Your goal
Which lines below contain "true"? Pull them out.

Data supplied
=== Section Start ===

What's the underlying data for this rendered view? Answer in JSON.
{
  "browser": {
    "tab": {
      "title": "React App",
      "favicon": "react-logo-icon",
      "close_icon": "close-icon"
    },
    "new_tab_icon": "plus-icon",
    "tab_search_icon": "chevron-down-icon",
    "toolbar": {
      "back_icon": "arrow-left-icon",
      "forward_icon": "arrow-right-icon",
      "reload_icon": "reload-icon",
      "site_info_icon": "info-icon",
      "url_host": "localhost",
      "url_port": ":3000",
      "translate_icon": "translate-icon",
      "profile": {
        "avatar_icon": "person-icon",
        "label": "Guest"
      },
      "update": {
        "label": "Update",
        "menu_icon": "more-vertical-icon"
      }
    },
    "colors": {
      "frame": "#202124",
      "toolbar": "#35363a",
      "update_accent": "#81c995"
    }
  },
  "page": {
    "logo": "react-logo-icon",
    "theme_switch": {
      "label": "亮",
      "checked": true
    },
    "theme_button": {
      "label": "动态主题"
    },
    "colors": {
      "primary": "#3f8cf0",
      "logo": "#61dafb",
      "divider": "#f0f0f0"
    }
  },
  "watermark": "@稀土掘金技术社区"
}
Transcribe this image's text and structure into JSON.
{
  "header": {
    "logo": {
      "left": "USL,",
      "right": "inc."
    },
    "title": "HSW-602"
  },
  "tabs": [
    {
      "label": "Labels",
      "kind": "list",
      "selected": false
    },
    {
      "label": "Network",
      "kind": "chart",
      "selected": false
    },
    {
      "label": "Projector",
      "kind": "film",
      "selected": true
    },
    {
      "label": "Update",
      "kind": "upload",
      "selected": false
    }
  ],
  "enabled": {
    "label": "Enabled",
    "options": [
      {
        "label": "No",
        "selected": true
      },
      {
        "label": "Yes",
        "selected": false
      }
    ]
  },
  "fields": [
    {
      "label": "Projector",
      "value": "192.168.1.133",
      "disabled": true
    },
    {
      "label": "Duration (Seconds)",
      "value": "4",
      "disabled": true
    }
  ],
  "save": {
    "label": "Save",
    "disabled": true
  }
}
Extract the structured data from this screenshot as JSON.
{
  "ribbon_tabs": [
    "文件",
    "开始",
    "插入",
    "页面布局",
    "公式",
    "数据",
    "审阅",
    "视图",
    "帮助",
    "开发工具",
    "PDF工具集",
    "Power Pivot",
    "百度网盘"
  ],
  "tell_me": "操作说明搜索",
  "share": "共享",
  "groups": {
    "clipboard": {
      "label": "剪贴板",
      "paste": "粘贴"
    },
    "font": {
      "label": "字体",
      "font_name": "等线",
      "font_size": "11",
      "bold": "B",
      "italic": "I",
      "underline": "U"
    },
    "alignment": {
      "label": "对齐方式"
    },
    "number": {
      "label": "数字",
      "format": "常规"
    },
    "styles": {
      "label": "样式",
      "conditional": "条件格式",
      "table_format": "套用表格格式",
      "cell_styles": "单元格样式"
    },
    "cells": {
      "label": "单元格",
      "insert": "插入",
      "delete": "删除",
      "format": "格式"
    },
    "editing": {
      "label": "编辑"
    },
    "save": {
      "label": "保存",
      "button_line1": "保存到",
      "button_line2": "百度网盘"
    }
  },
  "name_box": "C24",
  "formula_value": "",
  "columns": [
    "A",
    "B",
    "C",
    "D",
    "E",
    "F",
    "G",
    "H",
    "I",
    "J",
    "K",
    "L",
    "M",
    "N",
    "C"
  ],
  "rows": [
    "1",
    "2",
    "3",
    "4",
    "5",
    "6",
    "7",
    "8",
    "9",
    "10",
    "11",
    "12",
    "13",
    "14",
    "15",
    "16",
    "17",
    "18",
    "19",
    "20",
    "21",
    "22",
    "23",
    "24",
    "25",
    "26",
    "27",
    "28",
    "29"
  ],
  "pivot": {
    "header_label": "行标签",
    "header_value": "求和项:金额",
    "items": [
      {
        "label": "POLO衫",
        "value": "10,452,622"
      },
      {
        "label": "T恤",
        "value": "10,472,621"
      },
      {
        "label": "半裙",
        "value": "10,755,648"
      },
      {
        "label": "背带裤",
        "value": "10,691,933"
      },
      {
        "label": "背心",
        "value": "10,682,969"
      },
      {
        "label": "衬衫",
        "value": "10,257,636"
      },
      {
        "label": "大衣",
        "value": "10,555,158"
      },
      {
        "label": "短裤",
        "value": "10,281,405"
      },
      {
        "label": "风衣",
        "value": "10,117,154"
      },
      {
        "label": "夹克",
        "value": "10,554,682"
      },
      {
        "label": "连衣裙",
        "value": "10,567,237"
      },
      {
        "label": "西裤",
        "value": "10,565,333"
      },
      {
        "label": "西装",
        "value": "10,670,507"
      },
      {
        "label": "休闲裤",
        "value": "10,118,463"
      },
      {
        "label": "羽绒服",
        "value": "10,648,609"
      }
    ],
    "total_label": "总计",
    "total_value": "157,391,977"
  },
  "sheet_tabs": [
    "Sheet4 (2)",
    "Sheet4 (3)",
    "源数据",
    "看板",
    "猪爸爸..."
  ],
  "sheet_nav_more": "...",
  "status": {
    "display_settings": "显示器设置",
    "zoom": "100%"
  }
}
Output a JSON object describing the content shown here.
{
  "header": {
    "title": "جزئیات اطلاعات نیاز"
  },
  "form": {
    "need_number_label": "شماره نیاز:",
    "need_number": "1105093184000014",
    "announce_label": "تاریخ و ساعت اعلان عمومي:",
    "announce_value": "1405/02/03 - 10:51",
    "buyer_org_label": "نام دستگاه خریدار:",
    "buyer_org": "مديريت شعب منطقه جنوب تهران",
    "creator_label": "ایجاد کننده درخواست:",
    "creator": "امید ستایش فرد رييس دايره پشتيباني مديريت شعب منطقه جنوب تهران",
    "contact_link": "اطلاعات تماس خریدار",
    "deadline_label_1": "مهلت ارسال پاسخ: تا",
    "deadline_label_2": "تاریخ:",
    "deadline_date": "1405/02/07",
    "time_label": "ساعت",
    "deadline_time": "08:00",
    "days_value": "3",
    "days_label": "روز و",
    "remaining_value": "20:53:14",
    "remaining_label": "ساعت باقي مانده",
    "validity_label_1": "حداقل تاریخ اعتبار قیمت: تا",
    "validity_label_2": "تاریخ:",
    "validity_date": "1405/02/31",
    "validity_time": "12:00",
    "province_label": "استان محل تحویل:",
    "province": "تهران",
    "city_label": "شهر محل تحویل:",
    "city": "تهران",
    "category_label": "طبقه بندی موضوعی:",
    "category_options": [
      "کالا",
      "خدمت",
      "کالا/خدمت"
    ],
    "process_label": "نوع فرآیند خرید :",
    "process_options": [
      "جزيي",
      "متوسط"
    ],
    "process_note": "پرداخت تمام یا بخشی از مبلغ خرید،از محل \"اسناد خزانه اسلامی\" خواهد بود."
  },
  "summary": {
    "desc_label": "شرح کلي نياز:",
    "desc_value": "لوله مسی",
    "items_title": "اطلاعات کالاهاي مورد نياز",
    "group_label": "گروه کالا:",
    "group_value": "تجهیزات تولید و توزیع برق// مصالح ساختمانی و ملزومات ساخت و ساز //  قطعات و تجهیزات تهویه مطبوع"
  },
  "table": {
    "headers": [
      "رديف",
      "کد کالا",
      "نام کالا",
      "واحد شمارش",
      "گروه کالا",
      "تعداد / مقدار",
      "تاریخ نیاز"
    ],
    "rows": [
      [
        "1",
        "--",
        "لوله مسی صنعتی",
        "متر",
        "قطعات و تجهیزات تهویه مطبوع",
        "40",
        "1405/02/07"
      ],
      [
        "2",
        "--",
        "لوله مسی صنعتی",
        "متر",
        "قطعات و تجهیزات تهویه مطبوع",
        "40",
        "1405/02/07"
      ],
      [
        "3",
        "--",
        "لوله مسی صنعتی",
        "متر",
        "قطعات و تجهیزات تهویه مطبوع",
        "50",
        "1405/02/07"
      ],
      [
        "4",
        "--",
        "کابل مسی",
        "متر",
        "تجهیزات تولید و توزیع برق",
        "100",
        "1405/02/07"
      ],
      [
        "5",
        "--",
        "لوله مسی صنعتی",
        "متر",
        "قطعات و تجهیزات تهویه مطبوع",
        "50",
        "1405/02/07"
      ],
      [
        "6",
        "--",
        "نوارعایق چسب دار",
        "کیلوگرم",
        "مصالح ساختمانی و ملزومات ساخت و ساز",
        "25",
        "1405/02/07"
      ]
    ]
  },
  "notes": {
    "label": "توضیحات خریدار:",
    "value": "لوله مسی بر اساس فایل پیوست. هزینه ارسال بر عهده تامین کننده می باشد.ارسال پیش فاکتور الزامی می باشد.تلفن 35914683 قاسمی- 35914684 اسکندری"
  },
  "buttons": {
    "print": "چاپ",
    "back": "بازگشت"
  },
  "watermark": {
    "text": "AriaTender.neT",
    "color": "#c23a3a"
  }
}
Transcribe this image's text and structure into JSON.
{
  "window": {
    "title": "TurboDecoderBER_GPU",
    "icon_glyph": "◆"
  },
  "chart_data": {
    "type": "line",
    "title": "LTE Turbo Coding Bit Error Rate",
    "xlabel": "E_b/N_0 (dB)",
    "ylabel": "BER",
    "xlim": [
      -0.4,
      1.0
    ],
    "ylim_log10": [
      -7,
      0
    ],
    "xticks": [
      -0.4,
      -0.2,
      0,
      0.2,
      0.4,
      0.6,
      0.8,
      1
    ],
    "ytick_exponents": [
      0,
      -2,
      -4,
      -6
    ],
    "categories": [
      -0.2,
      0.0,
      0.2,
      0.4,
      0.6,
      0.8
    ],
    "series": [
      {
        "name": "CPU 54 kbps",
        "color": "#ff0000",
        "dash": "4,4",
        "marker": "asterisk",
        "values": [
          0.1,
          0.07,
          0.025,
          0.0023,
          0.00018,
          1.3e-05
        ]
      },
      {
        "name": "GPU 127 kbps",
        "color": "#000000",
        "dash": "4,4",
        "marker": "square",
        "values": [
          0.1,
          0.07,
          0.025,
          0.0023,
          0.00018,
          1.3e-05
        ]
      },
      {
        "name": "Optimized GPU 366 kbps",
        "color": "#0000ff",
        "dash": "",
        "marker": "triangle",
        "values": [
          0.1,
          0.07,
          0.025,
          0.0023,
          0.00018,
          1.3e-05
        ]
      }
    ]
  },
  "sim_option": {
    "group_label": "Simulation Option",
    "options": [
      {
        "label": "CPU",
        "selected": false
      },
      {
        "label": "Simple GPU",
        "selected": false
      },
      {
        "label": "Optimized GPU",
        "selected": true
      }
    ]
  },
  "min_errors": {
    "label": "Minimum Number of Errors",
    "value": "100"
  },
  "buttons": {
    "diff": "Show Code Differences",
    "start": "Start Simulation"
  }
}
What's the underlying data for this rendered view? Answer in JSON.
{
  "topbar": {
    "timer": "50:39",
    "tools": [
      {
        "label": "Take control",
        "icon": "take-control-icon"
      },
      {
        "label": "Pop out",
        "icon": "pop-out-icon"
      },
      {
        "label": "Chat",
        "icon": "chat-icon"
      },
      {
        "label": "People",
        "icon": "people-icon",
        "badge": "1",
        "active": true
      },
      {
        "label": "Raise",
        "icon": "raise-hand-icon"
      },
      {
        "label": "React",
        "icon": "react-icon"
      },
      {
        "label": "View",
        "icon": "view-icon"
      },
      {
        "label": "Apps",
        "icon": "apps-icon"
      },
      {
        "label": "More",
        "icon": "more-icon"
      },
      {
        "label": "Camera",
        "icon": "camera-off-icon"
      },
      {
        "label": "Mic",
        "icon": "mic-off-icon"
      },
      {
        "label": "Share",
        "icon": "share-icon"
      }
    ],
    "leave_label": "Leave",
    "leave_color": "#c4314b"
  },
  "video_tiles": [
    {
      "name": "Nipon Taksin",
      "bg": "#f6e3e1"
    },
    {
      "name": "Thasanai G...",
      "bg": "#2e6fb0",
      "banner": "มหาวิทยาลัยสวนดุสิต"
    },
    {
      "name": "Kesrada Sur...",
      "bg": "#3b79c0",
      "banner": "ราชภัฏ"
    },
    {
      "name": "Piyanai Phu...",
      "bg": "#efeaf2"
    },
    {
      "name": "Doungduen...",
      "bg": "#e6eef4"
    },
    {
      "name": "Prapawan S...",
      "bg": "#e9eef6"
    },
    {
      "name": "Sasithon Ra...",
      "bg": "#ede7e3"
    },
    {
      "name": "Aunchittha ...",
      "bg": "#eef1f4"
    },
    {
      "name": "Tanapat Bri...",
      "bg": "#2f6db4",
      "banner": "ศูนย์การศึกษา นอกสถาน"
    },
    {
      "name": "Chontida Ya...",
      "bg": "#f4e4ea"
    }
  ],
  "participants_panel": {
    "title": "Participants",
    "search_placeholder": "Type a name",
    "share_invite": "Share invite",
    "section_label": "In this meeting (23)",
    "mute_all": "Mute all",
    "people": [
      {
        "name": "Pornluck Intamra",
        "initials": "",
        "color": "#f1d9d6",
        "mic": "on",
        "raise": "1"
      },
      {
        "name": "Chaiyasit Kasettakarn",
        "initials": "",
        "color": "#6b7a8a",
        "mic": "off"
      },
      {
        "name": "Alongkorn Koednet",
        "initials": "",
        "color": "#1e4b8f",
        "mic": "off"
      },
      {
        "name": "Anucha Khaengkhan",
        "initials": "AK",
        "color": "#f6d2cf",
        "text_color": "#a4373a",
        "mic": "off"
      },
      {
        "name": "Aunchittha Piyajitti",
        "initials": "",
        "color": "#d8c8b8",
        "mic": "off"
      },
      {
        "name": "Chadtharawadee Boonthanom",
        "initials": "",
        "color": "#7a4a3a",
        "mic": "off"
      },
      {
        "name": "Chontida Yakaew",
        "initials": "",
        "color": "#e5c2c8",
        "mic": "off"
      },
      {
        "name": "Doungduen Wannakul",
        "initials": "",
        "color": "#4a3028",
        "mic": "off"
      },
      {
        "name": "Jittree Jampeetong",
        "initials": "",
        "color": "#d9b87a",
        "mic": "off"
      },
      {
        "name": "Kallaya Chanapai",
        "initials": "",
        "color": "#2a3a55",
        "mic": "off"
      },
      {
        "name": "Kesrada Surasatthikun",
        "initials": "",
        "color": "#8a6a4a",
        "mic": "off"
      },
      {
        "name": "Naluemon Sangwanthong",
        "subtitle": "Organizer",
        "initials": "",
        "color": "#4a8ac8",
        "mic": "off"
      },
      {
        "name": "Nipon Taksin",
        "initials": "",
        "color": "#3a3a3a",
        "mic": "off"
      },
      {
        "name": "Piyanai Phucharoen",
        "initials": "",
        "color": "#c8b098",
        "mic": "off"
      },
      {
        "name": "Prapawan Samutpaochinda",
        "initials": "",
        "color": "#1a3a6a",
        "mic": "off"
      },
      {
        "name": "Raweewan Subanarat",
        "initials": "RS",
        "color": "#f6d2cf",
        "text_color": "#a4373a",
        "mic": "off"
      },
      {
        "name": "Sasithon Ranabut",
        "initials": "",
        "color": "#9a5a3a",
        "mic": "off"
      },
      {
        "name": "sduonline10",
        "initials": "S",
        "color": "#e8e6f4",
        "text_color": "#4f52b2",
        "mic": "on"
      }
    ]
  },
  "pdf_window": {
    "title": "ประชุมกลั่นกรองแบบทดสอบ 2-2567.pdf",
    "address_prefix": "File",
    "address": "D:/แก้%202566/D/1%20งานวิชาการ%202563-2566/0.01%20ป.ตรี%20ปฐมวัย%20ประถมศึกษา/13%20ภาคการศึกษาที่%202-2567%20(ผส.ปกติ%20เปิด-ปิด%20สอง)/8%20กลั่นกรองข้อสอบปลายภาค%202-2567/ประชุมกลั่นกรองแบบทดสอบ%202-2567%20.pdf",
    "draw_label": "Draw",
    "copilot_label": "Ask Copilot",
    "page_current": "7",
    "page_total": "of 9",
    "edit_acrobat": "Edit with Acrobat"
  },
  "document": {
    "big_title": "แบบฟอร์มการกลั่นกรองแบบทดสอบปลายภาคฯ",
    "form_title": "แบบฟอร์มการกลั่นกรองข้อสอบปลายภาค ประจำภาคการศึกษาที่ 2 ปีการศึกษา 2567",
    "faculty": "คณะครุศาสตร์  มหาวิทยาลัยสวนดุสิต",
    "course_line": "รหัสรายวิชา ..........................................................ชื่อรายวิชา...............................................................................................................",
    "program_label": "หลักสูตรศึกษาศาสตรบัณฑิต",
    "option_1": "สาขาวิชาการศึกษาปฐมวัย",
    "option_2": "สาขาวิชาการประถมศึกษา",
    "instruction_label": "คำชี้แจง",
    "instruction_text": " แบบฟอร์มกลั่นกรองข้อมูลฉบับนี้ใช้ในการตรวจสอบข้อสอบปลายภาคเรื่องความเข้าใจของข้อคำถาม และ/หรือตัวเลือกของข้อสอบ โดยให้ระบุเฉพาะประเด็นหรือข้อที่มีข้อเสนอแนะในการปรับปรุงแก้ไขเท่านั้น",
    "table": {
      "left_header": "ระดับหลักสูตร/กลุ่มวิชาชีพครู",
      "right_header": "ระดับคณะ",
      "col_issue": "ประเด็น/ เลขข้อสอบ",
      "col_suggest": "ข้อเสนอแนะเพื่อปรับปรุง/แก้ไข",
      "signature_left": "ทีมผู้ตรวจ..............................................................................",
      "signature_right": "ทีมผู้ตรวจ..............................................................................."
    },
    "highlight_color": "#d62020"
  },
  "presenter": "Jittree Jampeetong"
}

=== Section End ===

Result
      "checked": true
      "selected": true
        "selected": true
      "disabled": true
      "disabled": true
    "disabled": true
        "selected": true
        "active": true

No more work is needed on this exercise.